WHAT TO PRODUCE:
Lines with "this" in them are to be located in the listing below and copied.

___ DATA ___

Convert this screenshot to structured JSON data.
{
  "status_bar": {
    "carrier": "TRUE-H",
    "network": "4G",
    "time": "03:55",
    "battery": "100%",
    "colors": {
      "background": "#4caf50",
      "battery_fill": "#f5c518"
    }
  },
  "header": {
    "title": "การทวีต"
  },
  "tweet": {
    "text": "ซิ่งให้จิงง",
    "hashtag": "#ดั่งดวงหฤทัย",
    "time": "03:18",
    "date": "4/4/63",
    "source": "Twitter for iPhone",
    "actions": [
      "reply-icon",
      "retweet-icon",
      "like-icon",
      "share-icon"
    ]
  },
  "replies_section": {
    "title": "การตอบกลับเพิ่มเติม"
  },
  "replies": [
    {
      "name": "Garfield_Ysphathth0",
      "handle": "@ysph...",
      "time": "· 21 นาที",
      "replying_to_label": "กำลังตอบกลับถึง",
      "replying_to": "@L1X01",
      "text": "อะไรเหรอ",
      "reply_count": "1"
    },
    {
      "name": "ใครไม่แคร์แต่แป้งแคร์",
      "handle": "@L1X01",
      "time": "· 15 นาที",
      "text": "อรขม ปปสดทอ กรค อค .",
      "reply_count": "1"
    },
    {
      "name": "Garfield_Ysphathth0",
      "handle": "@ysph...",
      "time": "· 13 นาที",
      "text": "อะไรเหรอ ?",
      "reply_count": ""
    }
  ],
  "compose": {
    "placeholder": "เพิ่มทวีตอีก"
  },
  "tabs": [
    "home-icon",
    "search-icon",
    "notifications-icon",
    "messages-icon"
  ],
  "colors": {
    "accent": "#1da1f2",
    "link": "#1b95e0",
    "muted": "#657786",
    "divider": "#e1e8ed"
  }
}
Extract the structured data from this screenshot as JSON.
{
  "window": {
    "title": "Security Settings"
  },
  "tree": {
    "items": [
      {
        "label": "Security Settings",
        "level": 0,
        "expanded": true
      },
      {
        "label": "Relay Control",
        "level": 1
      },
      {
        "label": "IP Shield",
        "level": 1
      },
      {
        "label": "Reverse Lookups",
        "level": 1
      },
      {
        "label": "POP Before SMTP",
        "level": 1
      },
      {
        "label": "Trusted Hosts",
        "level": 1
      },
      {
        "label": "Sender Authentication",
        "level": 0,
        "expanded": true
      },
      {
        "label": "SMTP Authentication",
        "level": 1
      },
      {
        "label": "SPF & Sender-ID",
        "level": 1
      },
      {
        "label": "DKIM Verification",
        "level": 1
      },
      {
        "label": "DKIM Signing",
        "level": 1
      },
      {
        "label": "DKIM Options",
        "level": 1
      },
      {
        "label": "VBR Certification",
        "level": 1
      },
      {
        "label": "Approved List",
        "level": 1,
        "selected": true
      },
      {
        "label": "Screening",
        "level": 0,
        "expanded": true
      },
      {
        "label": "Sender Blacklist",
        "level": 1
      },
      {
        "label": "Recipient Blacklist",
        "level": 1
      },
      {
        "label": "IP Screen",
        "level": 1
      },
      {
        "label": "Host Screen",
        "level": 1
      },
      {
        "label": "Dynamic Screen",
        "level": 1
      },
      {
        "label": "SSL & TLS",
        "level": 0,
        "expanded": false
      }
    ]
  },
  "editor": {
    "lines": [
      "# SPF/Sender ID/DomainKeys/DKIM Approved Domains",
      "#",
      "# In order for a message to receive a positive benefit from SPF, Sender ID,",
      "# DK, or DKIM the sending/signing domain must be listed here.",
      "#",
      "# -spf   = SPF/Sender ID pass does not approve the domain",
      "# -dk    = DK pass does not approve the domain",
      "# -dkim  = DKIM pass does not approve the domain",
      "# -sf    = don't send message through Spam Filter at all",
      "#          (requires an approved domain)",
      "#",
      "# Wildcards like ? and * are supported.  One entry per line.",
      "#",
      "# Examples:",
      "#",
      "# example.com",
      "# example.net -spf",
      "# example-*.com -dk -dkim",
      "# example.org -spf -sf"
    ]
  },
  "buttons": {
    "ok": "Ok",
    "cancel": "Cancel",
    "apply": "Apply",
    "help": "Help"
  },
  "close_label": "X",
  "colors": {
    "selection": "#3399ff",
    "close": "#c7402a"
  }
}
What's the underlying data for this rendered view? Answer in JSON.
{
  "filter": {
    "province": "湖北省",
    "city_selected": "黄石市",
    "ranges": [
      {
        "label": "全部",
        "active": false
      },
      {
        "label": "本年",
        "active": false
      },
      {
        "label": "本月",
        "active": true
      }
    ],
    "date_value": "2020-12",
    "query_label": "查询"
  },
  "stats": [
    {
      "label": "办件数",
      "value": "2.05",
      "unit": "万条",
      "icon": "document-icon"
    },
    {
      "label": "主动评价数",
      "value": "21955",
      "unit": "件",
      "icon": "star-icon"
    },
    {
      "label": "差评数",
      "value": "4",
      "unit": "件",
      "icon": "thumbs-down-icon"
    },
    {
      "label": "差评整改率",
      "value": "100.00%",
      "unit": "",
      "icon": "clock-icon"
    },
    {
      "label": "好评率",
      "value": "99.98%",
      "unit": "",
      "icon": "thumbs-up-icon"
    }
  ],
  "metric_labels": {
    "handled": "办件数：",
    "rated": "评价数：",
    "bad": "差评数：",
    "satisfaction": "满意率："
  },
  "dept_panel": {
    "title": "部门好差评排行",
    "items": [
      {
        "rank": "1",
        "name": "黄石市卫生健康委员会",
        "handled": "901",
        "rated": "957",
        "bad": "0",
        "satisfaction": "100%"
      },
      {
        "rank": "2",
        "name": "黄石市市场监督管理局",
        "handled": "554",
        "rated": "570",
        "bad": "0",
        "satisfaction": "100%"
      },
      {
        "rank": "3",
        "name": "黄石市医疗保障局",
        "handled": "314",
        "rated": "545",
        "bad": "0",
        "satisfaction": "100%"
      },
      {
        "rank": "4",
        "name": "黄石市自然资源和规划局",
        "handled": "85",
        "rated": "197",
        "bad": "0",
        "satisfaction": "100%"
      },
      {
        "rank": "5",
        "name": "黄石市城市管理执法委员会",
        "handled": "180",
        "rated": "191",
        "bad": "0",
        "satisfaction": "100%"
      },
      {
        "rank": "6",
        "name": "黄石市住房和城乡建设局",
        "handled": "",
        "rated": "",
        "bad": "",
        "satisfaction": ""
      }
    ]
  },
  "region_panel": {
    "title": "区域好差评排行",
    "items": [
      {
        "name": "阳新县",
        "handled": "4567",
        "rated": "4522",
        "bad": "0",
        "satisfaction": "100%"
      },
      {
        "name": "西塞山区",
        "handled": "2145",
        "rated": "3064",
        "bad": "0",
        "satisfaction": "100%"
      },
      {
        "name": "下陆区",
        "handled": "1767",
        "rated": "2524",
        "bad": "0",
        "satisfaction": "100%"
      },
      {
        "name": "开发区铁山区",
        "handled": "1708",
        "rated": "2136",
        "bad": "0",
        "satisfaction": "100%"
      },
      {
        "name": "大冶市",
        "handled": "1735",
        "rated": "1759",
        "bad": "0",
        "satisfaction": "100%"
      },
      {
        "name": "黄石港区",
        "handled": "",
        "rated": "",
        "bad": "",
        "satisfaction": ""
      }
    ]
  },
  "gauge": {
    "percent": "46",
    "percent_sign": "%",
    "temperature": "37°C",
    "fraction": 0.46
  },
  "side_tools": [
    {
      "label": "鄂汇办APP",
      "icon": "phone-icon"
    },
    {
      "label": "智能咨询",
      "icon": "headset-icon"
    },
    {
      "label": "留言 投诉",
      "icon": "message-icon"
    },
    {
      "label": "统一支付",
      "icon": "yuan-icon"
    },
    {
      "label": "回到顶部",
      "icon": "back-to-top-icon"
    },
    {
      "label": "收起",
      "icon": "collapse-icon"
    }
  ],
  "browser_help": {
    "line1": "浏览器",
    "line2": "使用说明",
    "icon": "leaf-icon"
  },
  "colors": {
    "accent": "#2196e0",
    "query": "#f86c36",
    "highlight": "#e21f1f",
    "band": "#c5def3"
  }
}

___

TASK ANSWER:
Convert this screenshot to structured JSON data.
Extract the structured data from this screenshot as JSON.
What's the underlying data for this rendered view? Answer in JSON.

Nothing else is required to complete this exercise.